Entries shown>
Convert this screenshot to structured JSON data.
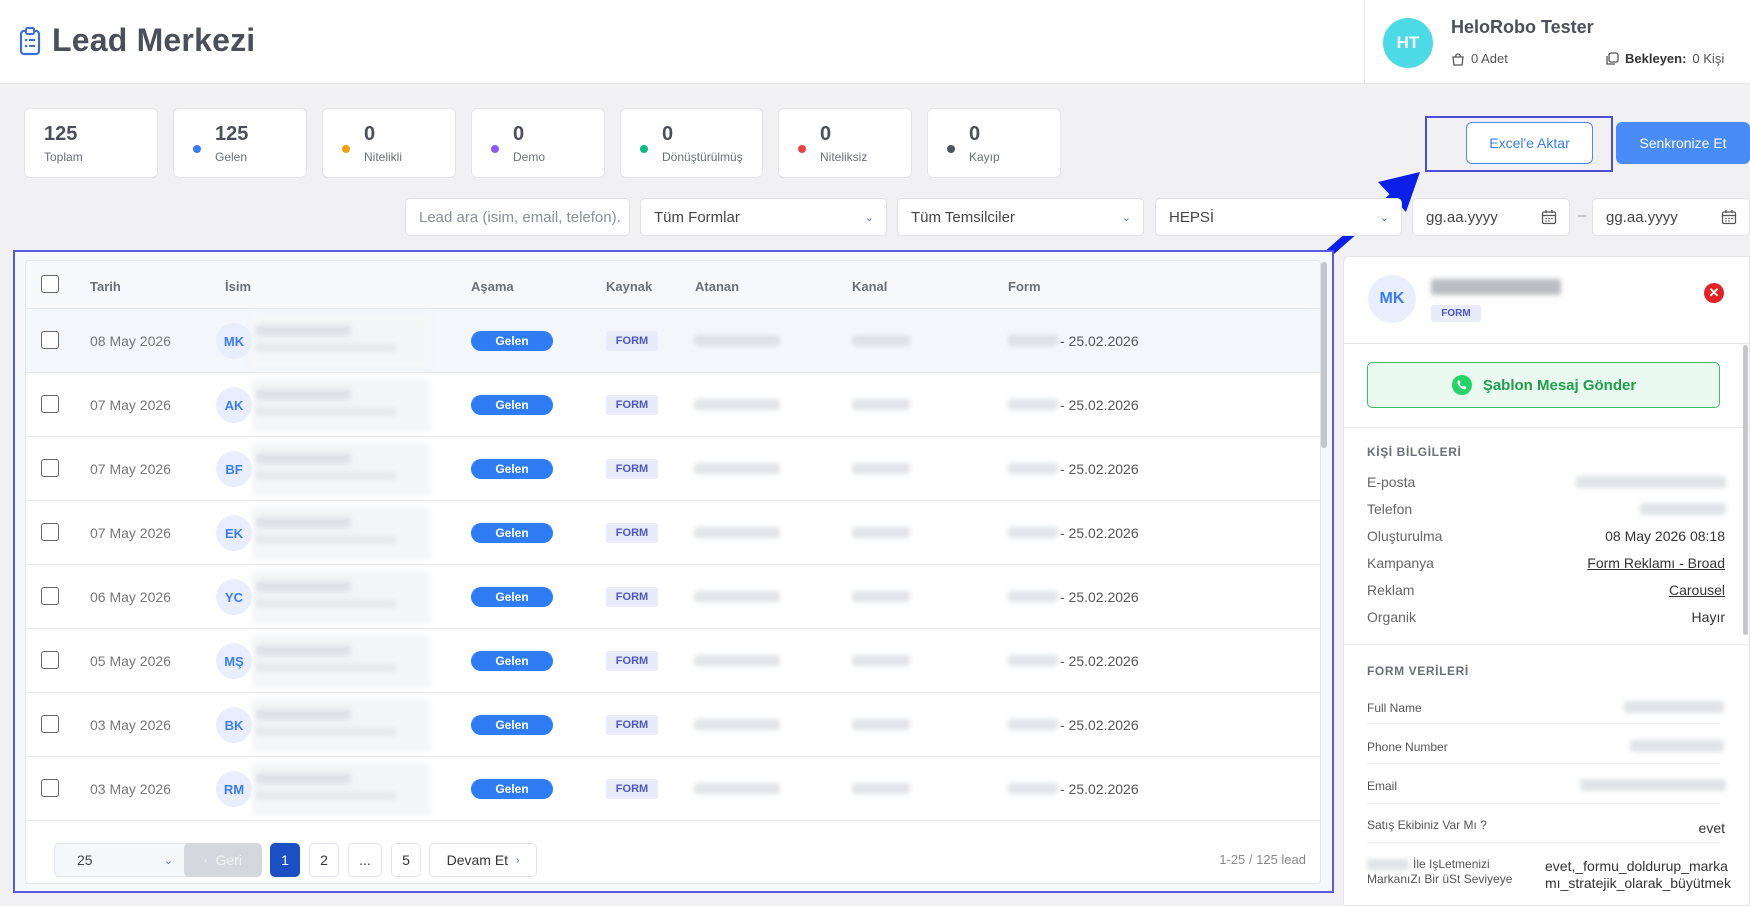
{
  "header": {
    "title": "Lead Merkezi",
    "user": {
      "initials": "HT",
      "name": "HeloRobo Tester",
      "adet": "0 Adet",
      "bekleyen_label": "Bekleyen:",
      "bekleyen_value": "0 Kişi"
    }
  },
  "stats": [
    {
      "value": "125",
      "label": "Toplam",
      "dot": null
    },
    {
      "value": "125",
      "label": "Gelen",
      "dot": "#3b7df0"
    },
    {
      "value": "0",
      "label": "Nitelikli",
      "dot": "#f59e0b"
    },
    {
      "value": "0",
      "label": "Demo",
      "dot": "#8b5cf6"
    },
    {
      "value": "0",
      "label": "Dönüştürülmüş",
      "dot": "#10b981"
    },
    {
      "value": "0",
      "label": "Niteliksiz",
      "dot": "#ef4444"
    },
    {
      "value": "0",
      "label": "Kayıp",
      "dot": "#4b5563"
    }
  ],
  "actions": {
    "excel": "Excel'e Aktar",
    "sync": "Senkronize Et"
  },
  "filters": {
    "search_placeholder": "Lead ara (isim, email, telefon).",
    "forms": "Tüm Formlar",
    "reps": "Tüm Temsilciler",
    "stage": "HEPSİ",
    "date_from": "gg.aa.yyyy",
    "date_sep": "–",
    "date_to": "gg.aa.yyyy"
  },
  "table": {
    "columns": [
      "Tarih",
      "İsim",
      "Aşama",
      "Kaynak",
      "Atanan",
      "Kanal",
      "Form"
    ],
    "rows": [
      {
        "date": "08 May 2026",
        "initials": "MK",
        "stage": "Gelen",
        "source": "FORM",
        "form_date": "- 25.02.2026"
      },
      {
        "date": "07 May 2026",
        "initials": "AK",
        "stage": "Gelen",
        "source": "FORM",
        "form_date": "- 25.02.2026"
      },
      {
        "date": "07 May 2026",
        "initials": "BF",
        "stage": "Gelen",
        "source": "FORM",
        "form_date": "- 25.02.2026"
      },
      {
        "date": "07 May 2026",
        "initials": "EK",
        "stage": "Gelen",
        "source": "FORM",
        "form_date": "- 25.02.2026"
      },
      {
        "date": "06 May 2026",
        "initials": "YC",
        "stage": "Gelen",
        "source": "FORM",
        "form_date": "- 25.02.2026"
      },
      {
        "date": "05 May 2026",
        "initials": "MŞ",
        "stage": "Gelen",
        "source": "FORM",
        "form_date": "- 25.02.2026"
      },
      {
        "date": "03 May 2026",
        "initials": "BK",
        "stage": "Gelen",
        "source": "FORM",
        "form_date": "- 25.02.2026"
      },
      {
        "date": "03 May 2026",
        "initials": "RM",
        "stage": "Gelen",
        "source": "FORM",
        "form_date": "- 25.02.2026"
      }
    ]
  },
  "pagination": {
    "per_page": "25",
    "prev": "Geri",
    "pages": [
      "1",
      "2",
      "...",
      "5"
    ],
    "active_page": "1",
    "next": "Devam Et",
    "info": "1-25 / 125 lead"
  },
  "detail": {
    "initials": "MK",
    "badge": "FORM",
    "whatsapp_button": "Şablon Mesaj Gönder",
    "person_section": "KİŞİ BİLGİLERİ",
    "person": [
      {
        "key": "E-posta",
        "value": ""
      },
      {
        "key": "Telefon",
        "value": ""
      },
      {
        "key": "Oluşturulma",
        "value": "08 May 2026 08:18"
      },
      {
        "key": "Kampanya",
        "value": "Form Reklamı - Broad"
      },
      {
        "key": "Reklam",
        "value": "Carousel"
      },
      {
        "key": "Organik",
        "value": "Hayır"
      }
    ],
    "form_section": "FORM VERİLERİ",
    "form_fields": [
      {
        "key": "Full Name",
        "value": ""
      },
      {
        "key": "Phone Number",
        "value": ""
      },
      {
        "key": "Email",
        "value": ""
      },
      {
        "key": "Satış Ekibiniz Var Mı ?",
        "value": "evet"
      },
      {
        "key": "İle IşLetmenizi MarkanıZı Bir üSt Seviyeye",
        "value": "evet,_formu_doldurup_marka mı_stratejik_olarak_büyütmek"
      }
    ]
  }
}
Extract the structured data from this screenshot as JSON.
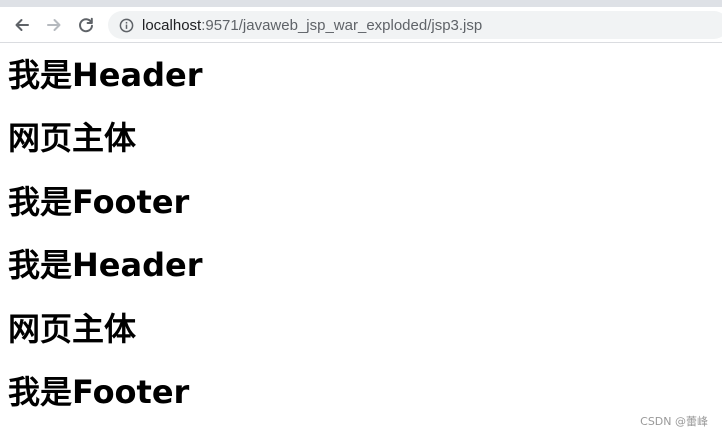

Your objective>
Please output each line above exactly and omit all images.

Written reply>
Convert this screenshot to structured JSON data.
{
  "header": {
    "title": "Lead Merkezi",
    "user": {
      "initials": "HT",
      "name": "HeloRobo Tester",
      "adet": "0 Adet",
      "bekleyen_label": "Bekleyen:",
      "bekleyen_value": "0 Kişi"
    }
  },
  "stats": [
    {
      "value": "125",
      "label": "Toplam",
      "dot": null
    },
    {
      "value": "125",
      "label": "Gelen",
      "dot": "#3b7df0"
    },
    {
      "value": "0",
      "label": "Nitelikli",
      "dot": "#f59e0b"
    },
    {
      "value": "0",
      "label": "Demo",
      "dot": "#8b5cf6"
    },
    {
      "value": "0",
      "label": "Dönüştürülmüş",
      "dot": "#10b981"
    },
    {
      "value": "0",
      "label": "Niteliksiz",
      "dot": "#ef4444"
    },
    {
      "value": "0",
      "label": "Kayıp",
      "dot": "#4b5563"
    }
  ],
  "actions": {
    "excel": "Excel'e Aktar",
    "sync": "Senkronize Et"
  },
  "filters": {
    "search_placeholder": "Lead ara (isim, email, telefon).",
    "forms": "Tüm Formlar",
    "reps": "Tüm Temsilciler",
    "stage": "HEPSİ",
    "date_from": "gg.aa.yyyy",
    "date_sep": "–",
    "date_to": "gg.aa.yyyy"
  },
  "table": {
    "columns": [
      "Tarih",
      "İsim",
      "Aşama",
      "Kaynak",
      "Atanan",
      "Kanal",
      "Form"
    ],
    "rows": [
      {
        "date": "08 May 2026",
        "initials": "MK",
        "stage": "Gelen",
        "source": "FORM",
        "form_date": "- 25.02.2026"
      },
      {
        "date": "07 May 2026",
        "initials": "AK",
        "stage": "Gelen",
        "source": "FORM",
        "form_date": "- 25.02.2026"
      },
      {
        "date": "07 May 2026",
        "initials": "BF",
        "stage": "Gelen",
        "source": "FORM",
        "form_date": "- 25.02.2026"
      },
      {
        "date": "07 May 2026",
        "initials": "EK",
        "stage": "Gelen",
        "source": "FORM",
        "form_date": "- 25.02.2026"
      },
      {
        "date": "06 May 2026",
        "initials": "YC",
        "stage": "Gelen",
        "source": "FORM",
        "form_date": "- 25.02.2026"
      },
      {
        "date": "05 May 2026",
        "initials": "MŞ",
        "stage": "Gelen",
        "source": "FORM",
        "form_date": "- 25.02.2026"
      },
      {
        "date": "03 May 2026",
        "initials": "BK",
        "stage": "Gelen",
        "source": "FORM",
        "form_date": "- 25.02.2026"
      },
      {
        "date": "03 May 2026",
        "initials": "RM",
        "stage": "Gelen",
        "source": "FORM",
        "form_date": "- 25.02.2026"
      }
    ]
  },
  "pagination": {
    "per_page": "25",
    "prev": "Geri",
    "pages": [
      "1",
      "2",
      "...",
      "5"
    ],
    "active_page": "1",
    "next": "Devam Et",
    "info": "1-25 / 125 lead"
  },
  "detail": {
    "initials": "MK",
    "badge": "FORM",
    "whatsapp_button": "Şablon Mesaj Gönder",
    "person_section": "KİŞİ BİLGİLERİ",
    "person": [
      {
        "key": "E-posta",
        "value": ""
      },
      {
        "key": "Telefon",
        "value": ""
      },
      {
        "key": "Oluşturulma",
        "value": "08 May 2026 08:18"
      },
      {
        "key": "Kampanya",
        "value": "Form Reklamı - Broad"
      },
      {
        "key": "Reklam",
        "value": "Carousel"
      },
      {
        "key": "Organik",
        "value": "Hayır"
      }
    ],
    "form_section": "FORM VERİLERİ",
    "form_fields": [
      {
        "key": "Full Name",
        "value": ""
      },
      {
        "key": "Phone Number",
        "value": ""
      },
      {
        "key": "Email",
        "value": ""
      },
      {
        "key": "Satış Ekibiniz Var Mı ?",
        "value": "evet"
      },
      {
        "key": "İle IşLetmenizi MarkanıZı Bir üSt Seviyeye",
        "value": "evet,_formu_doldurup_marka mı_stratejik_olarak_büyütmek"
      }
    ]
  }
}
Extract the structured data from this screenshot as JSON.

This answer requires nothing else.